When registering a bank account with your SumUp profile, please take note of the following points:
You can register a bank account in the same currency as the country where you signed up.
SumUp accepts most banks and cards (including prepaid) using IBAN. Please pay attention to the transaction limits associated with your card and bank account.
You can only register one bank account per SumUp profile (previously SumUp account).
Linked sole trader bank accounts should be set up in the name of the business owner.
The business name registered with SumUp must be the same as that listed on the bank account. Every business must have a business bank account to avoid payment issues. Personal bank accounts will not be accepted.
Partnerships, charities, clubs/societies, non-profit organisations, schools, colleges or universities should use a bank account in the name of the entity and the name registered with SumUp must be the same as that listed on the bank account.
Every business must have a business bank account to avoid payment issues and personal bank accounts will not be accepted.
You can change your bank details quickly and easily at any time. Our Support Team will gladly help answer any other questions you may have.
Why does SumUp require that a company registering with us have its own bank account, which is not linked to a personal bank account?
With this requirement, SumUp is removing the possibility of tax evasion and is ensuring that our merchants are able to operate successfully and in line with the EU Fourth Anti-Money Laundering Directive. In doing so, SumUp is upholding the international standard within the business sector.
Having a separate bank account for your company helps you to ensure that the bank transfers your money without worry because there is a much clearer understanding of where the company’s funds come from and are held.

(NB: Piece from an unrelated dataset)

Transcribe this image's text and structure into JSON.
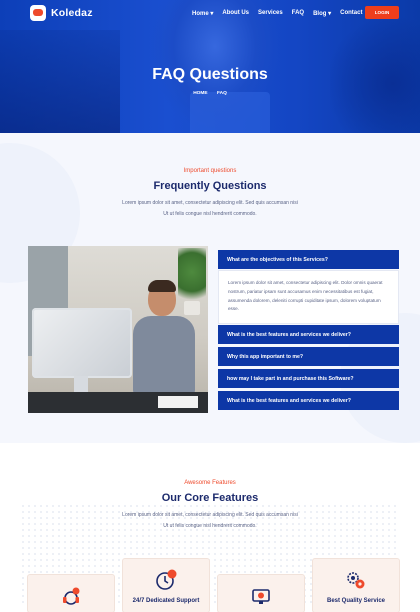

Additionally, in practice, it’s much more difficult to trade and manage a business without a separate company bank account. Take, for example, monitoring your business’ income and expenses. It’s hard to have an accurate view of these (which is needed to properly maintain your business finances) when they are tangled in with your personal transactions and expenses. You can reduce your legal liability by ensuring your business has a separate bank account.